BENGHAZI, LIBYA—Libyan rebels may be low on weapons needed to topple Moammar Gadhafi, but there is certainly no shortage of souvenirs available commemorating the revolution.

Roughly a dozen stands set up outside the courthouse in downtown Benghazi, the de facto capital of rebel-held eastern Libya, sell a dizzying array of hats, scarves, T-shirts, coffee mugs, pins, buttons, key chains, stickers, bracelets, car deodorizers, cassette tapes and CDs — all decked out in the red, black and green colours of the ubiquitous rebel flag.

The selection rivals what you would find at many souvenir shops outside professional sports games in the United States and provides a strange contrast to the fierce fighting occurring in other parts of Libya.

“I’m looking for something I can attach to my clothes to show the people that I’m with the rebels,” said Omar Suleiman, a 53-year-old doctor who was also browsing for a hat or a flag for his three kids.

The steady flow of customers to the stands near the courthouse and scattered elsewhere throughout the city is a testament to the revolutionary fervour that has swept eastern Libya, and also the power of capitalism.

Many of the men operating the souvenir tables said they set them up in early March, less than a month after the revolution started in mid-February.

“The people had a thirst to have something related to the revolution to show their quest for freedom,” said Abu Bilal, a 40-year-old Egyptian who lives in Benghazi and operates one of the stands near the courthouse.

Abu Bilal and other vendors said they source most of their goods from neighbouring Egypt. But some of them carry “Made in China” tags, a sensitive issue since China hasn’t been supportive of the international community’s attempt to help the rebels by enforcing a no-fly zone over Libya.

“I think only the labels were made in China,” said Abu Bilal defensively when asked about a large pile of rebel flag key chains he was selling.

But questions about the origin of the goods doesn’t seem to have hurt sales.

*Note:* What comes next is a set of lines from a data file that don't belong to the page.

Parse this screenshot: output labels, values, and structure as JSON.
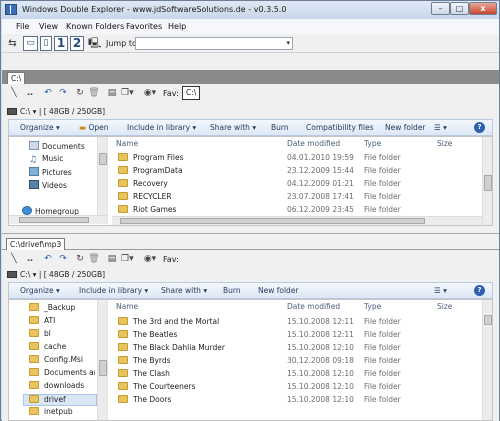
{
  "app": {
    "title": "Windows Double Explorer - www.jdSoftwareSolutions.de - v0.3.5.0"
  },
  "window_buttons": {
    "minimize": "–",
    "maximize": "□",
    "close": "x"
  },
  "menu": [
    "File",
    "View",
    "Known Folders",
    "Favorites",
    "Help"
  ],
  "toolbar": {
    "layout_1": "1",
    "layout_2": "2",
    "jump_label": "Jump to",
    "jump_value": ""
  },
  "top_pane": {
    "tab": "C:\\",
    "fav_label": "Fav:",
    "fav_value": "C:\\",
    "drive_text": "C:\\ ▾  |  [ 48GB / 250GB]",
    "commands": [
      "Organize ▾",
      "Open",
      "Include in library ▾",
      "Share with ▾",
      "Burn",
      "Compatibility files",
      "New folder"
    ],
    "nav": [
      "Documents",
      "Music",
      "Pictures",
      "Videos",
      "Homegroup"
    ],
    "columns": {
      "name": "Name",
      "date": "Date modified",
      "type": "Type",
      "size": "Size"
    },
    "rows": [
      {
        "name": "Program Files",
        "date": "04.01.2010 19:59",
        "type": "File folder"
      },
      {
        "name": "ProgramData",
        "date": "23.12.2009 15:44",
        "type": "File folder"
      },
      {
        "name": "Recovery",
        "date": "04.12.2009 01:21",
        "type": "File folder"
      },
      {
        "name": "RECYCLER",
        "date": "23.07.2008 17:41",
        "type": "File folder"
      },
      {
        "name": "Riot Games",
        "date": "06.12.2009 23:45",
        "type": "File folder"
      }
    ]
  },
  "bottom_pane": {
    "tab": "C:\\drivef\\mp3",
    "fav_label": "Fav:",
    "drive_text": "C:\\ ▾  |  [ 48GB / 250GB]",
    "commands": [
      "Organize ▾",
      "Include in library ▾",
      "Share with ▾",
      "Burn",
      "New folder"
    ],
    "nav": [
      "_Backup",
      "ATI",
      "bl",
      "cache",
      "Config.Msi",
      "Documents and",
      "downloads",
      "drivef",
      "inetpub"
    ],
    "columns": {
      "name": "Name",
      "date": "Date modified",
      "type": "Type",
      "size": "Size"
    },
    "rows": [
      {
        "name": "The 3rd and the Mortal",
        "date": "15.10.2008 12:11",
        "type": "File folder"
      },
      {
        "name": "The Beatles",
        "date": "15.10.2008 12:11",
        "type": "File folder"
      },
      {
        "name": "The Black Dahlia Murder",
        "date": "15.10.2008 12:10",
        "type": "File folder"
      },
      {
        "name": "The Byrds",
        "date": "30.12.2008 09:18",
        "type": "File folder"
      },
      {
        "name": "The Clash",
        "date": "15.10.2008 12:10",
        "type": "File folder"
      },
      {
        "name": "The Courteeners",
        "date": "15.10.2008 12:10",
        "type": "File folder"
      },
      {
        "name": "The Doors",
        "date": "15.10.2008 12:10",
        "type": "File folder"
      }
    ]
  },
  "colors": {
    "folder": "#e8c45e",
    "cmd_text": "#1e395b",
    "help": "#2d5fb3",
    "tab_strip": "#8a8a8a"
  }
}
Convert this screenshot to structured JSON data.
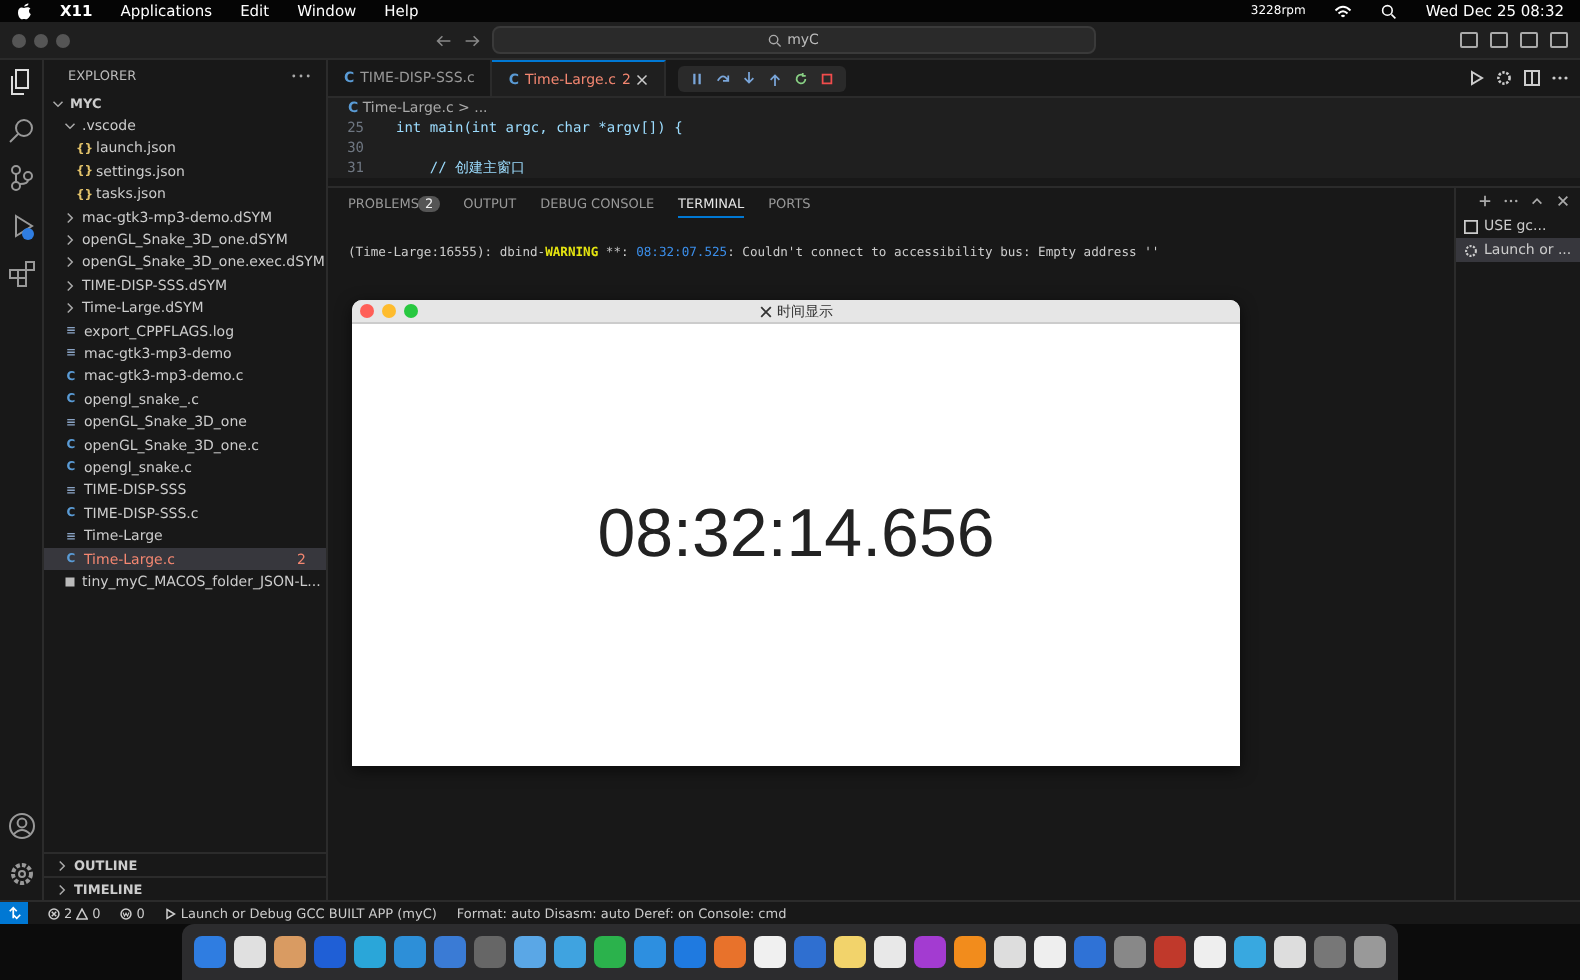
{
  "menubar": {
    "items": [
      "X11",
      "Applications",
      "Edit",
      "Window",
      "Help"
    ],
    "fan": "3228rpm",
    "clock": "Wed Dec 25  08:32"
  },
  "titlebar": {
    "search": "myC"
  },
  "sidebar": {
    "title": "EXPLORER",
    "root": {
      "name": "MYC",
      "expanded": true,
      "children": [
        {
          "name": ".vscode",
          "kind": "folder",
          "expanded": true,
          "selected": false,
          "children": [
            {
              "name": "launch.json",
              "kind": "json",
              "icon": "{}",
              "selected": false
            },
            {
              "name": "settings.json",
              "kind": "json",
              "icon": "{}",
              "selected": false
            },
            {
              "name": "tasks.json",
              "kind": "json",
              "icon": "{}",
              "selected": false
            }
          ]
        },
        {
          "name": "mac-gtk3-mp3-demo.dSYM",
          "kind": "folder",
          "expanded": false,
          "selected": false
        },
        {
          "name": "openGL_Snake_3D_one.dSYM",
          "kind": "folder",
          "expanded": false,
          "selected": false
        },
        {
          "name": "openGL_Snake_3D_one.exec.dSYM",
          "kind": "folder",
          "expanded": false,
          "selected": false
        },
        {
          "name": "TIME-DISP-SSS.dSYM",
          "kind": "folder",
          "expanded": false,
          "selected": false
        },
        {
          "name": "Time-Large.dSYM",
          "kind": "folder",
          "expanded": false,
          "selected": false
        },
        {
          "name": "export_CPPFLAGS.log",
          "kind": "text",
          "icon": "≡",
          "selected": false
        },
        {
          "name": "mac-gtk3-mp3-demo",
          "kind": "text",
          "icon": "≡",
          "selected": false
        },
        {
          "name": "mac-gtk3-mp3-demo.c",
          "kind": "c",
          "icon": "C",
          "selected": false
        },
        {
          "name": "opengl_snake_.c",
          "kind": "c",
          "icon": "C",
          "selected": false
        },
        {
          "name": "openGL_Snake_3D_one",
          "kind": "text",
          "icon": "≡",
          "selected": false
        },
        {
          "name": "openGL_Snake_3D_one.c",
          "kind": "c",
          "icon": "C",
          "selected": false
        },
        {
          "name": "opengl_snake.c",
          "kind": "c",
          "icon": "C",
          "selected": false
        },
        {
          "name": "TIME-DISP-SSS",
          "kind": "text",
          "icon": "≡",
          "selected": false
        },
        {
          "name": "TIME-DISP-SSS.c",
          "kind": "c",
          "icon": "C",
          "selected": false
        },
        {
          "name": "Time-Large",
          "kind": "text",
          "icon": "≡",
          "selected": false
        },
        {
          "name": "Time-Large.c",
          "kind": "c",
          "icon": "C",
          "selected": true,
          "badge": "2"
        },
        {
          "name": "tiny_myC_MACOS_folder_JSON-L...",
          "kind": "archive",
          "selected": false
        }
      ]
    },
    "sections": [
      "OUTLINE",
      "TIMELINE"
    ]
  },
  "tabs": [
    {
      "icon": "C",
      "label": "TIME-DISP-SSS.c",
      "selected": false
    },
    {
      "icon": "C",
      "label": "Time-Large.c",
      "selected": true,
      "badge": "2"
    }
  ],
  "breadcrumb": {
    "icon": "C",
    "items": [
      "Time-Large.c",
      ">",
      "..."
    ]
  },
  "code": [
    {
      "line": "25",
      "text": "int main(int argc, char *argv[]) {"
    },
    {
      "line": "30"
    },
    {
      "line": "31",
      "text": "    // 创建主窗口"
    }
  ],
  "panel": {
    "tabs": [
      {
        "label": "PROBLEMS",
        "selected": false,
        "badge": "2"
      },
      {
        "label": "OUTPUT",
        "selected": false
      },
      {
        "label": "DEBUG CONSOLE",
        "selected": false
      },
      {
        "label": "TERMINAL",
        "selected": true
      },
      {
        "label": "PORTS",
        "selected": false
      }
    ],
    "terminal": {
      "prefix": "(Time-Large:16555): dbind-",
      "level": "WARNING",
      "sep": " **: ",
      "time": "08:32:07.525",
      "message": ": Couldn't connect to accessibility bus: Empty address ''"
    },
    "terminals": [
      {
        "label": "USE gc...",
        "kind": "task",
        "selected": false
      },
      {
        "label": "Launch or ...",
        "kind": "debug",
        "selected": true
      }
    ]
  },
  "app_window": {
    "title": "时间显示",
    "clock": "08:32:14.656"
  },
  "statusbar": {
    "errors": "2",
    "warnings": "0",
    "ports": "0",
    "launch": "Launch or Debug GCC BUILT APP (myC)",
    "debug_info": "Format: auto  Disasm: auto  Deref: on  Console: cmd"
  }
}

“We buy stuff so that Gadhafi will leave,” said Mohammed Fouzay, a 17-year-old student who was shopping with his father and two brothers. He picked up a small rebel flag and a large “Free Libya” sticker that he planned to stick on the family car’s license plate to cover up references to Gadhafi’s regime.

Vendors also sell stickers that locals place on Libyan one dinar notes to cover up Gadhafi’s picture with that of Omar Mukhtar, a Libyan hero who fought against Italian occupation in the early 1900s and was eventually hanged. His stern, white-bearded image adorns many of the souvenirs for sale, as does his famous motto: “We won’t give up. We win or die.”

Which fate will greet the rebels is still uncertain, but profits, at least, seem assured.